However, CHRISTMAS IS A REMINDER THAT THE WORLD DOES NOT HAVE TO BE LIKE THIS! At Christmas, the Christian celebrates the wonderful truth that ‘Almighty God’, the Creator of the universe, steps into his creation. He literally stepped into this forlorn and broken world in the person of Jesus, arriving not as a conquering king, tyrant or dictator, but as a tiny, fragile, vulnerable little baby; not as a superman immune to our trials and tribulations, but as a human being, walking, talking and experiencing the joys and pains of life just like each and every one of us. His ambition therefore was not to control the world or coerce its inhabitants in any way, but to transform it, starting with its people – by giving each and every man, woman and child the possibility of a new start and a new life ‘in Christ’. This is done by a simple act of repentance, a true and genuine act of contrition for every bad thing that we have ever said or done which spoils our lives and those of the people around us. It is not simply a case of saying sorry (as important as that is) or trying to be good (for who can be good enough?). It is done by putting one’s faith in the person of Jesus, acknowledging him to be our Lord and Saviour who dies for us upon the cross wiping out our sin, and indeed the sin of the world, and offering us forgiveness in its place. This is an act of pure and unadulterated love on the part of God, who ‘loved the world so much that he gave his one and only son that whoever believes in him should not perish but have eternal life’ (John 3.16). This is not simply an act of atonement but of peace, for how can we hate ourselves or the people around us if we know that God has expressed his love for us in the person of Jesus and dies for them, offering the same promise of hope, joy and peace to us all? This is truly GOOD NEWS and can make a world of difference to the world in which we live.

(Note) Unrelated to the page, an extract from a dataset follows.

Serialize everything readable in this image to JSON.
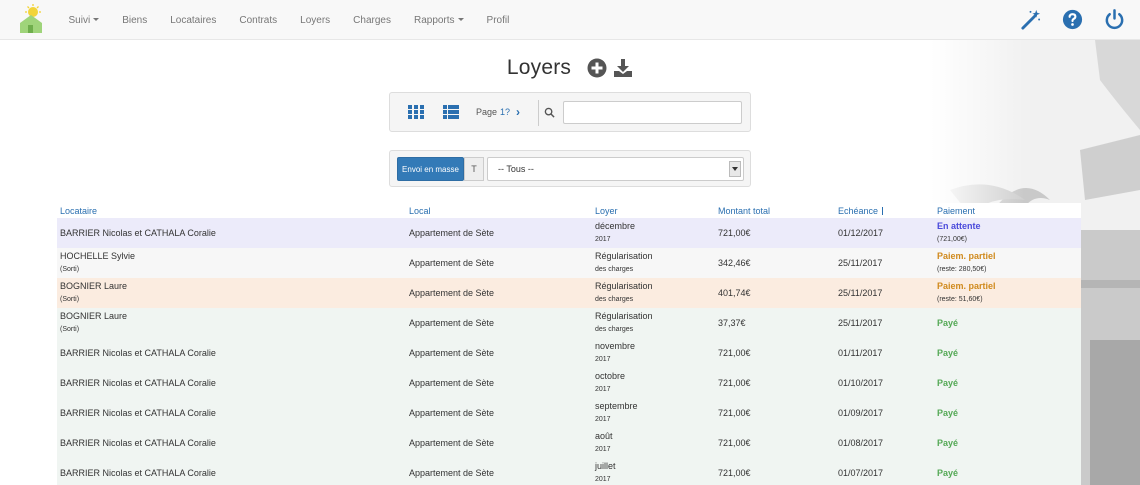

No wonder Jesus is called the ‘Prince of Peace’!

‘For unto us a child is born…. Wonderful Counsellor, Mighty God, Everlasting Father, Prince of Peace’. Isaiah 9.6